Daniel Henninger has a good column at the WSJ
today, focusing on President Obama's rhetoric of retribution, as
exemplified in the recently released budget document "A New Era of
The 145-page document contains a lot of gratuitous partisan sniping at the previous administration. (How many times do you think "A New Era of Responsibility" refers disparagingly to the past "eight years"? Guess before you mouse-select the invisi-answer here, Saladeers: [ten, not even counting equivalent sneering references, such as "the previous Administration"].)
Obama preached against "recriminations" in his Inaugural Address, but I guess the official transcript missed where he added "unless we're doing the recriminating" under his breath.
It's not all partisan mudslinging against Dubya, though. The budget reproduces, and takes as gospel, the work of two French economists who purported to show an outrageous "share" of income being taken in by the top 1% of the citizenry. (As Henninger points out, there's much to doubt about that result.)
Spurred by that factoid, the budget document, at every chance, turns into a little Two-Minute Hate against the well-off.
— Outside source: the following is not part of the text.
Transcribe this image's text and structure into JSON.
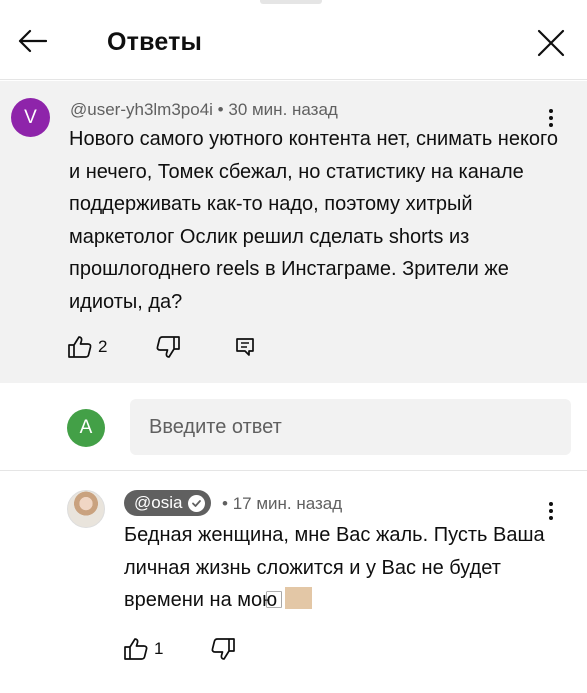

Typical is this snippet quoted by Henninger:
While middle-class families have been playing by the rules, living up to their responsibilities as neighbors and citizens, those at the commanding heights of our economy have not.It's a little stunning to see a blanket denunciation of an entire class; note that there's no "some of those…" or even "many of those…". It's all of them, and they behaved badly.
Well, some did behave badly, not "playing by the rules." Some of those will (probably) get their proper handslap (Bernie Madoff, Allen Stanford, …). Others haven't yet (Chris Dodd, Charlie Rangel, John Murtha, …); some will almost certainly get away with their rule-breaking entirely, or even rewarded with prestigious jobs (most notably Timothy Geithner).
But demonizing a whole class for not "playing by the rules" is a little scary, especially when such scapegoating comes from the top.
Doug Bandow notes Republican
stupidity on the earmark issue.
Police Log contains some poetry this week. At 9:34am on February 26:
Who's mailbox this, I think I know,And 10:54pm on February 28:
But someone's filled it up with snow,
On Thomas Street -- plus extra woe,
For mail's been tossed where mail don't go.
The Draught Pick calls a cabby,(Reformatted from the original.)
But a customer won't use him.
The barman, in the background,
Yells he hasn't paid his tab.
The ejectee calls to police
To say the bouncer did abuse him,
And walks home leaving officers
With no one they can nab.
Thanks to DCE at
Weekend Pundit for
blogrolling Pun Salad. Weekend Pundit is a frequent read here.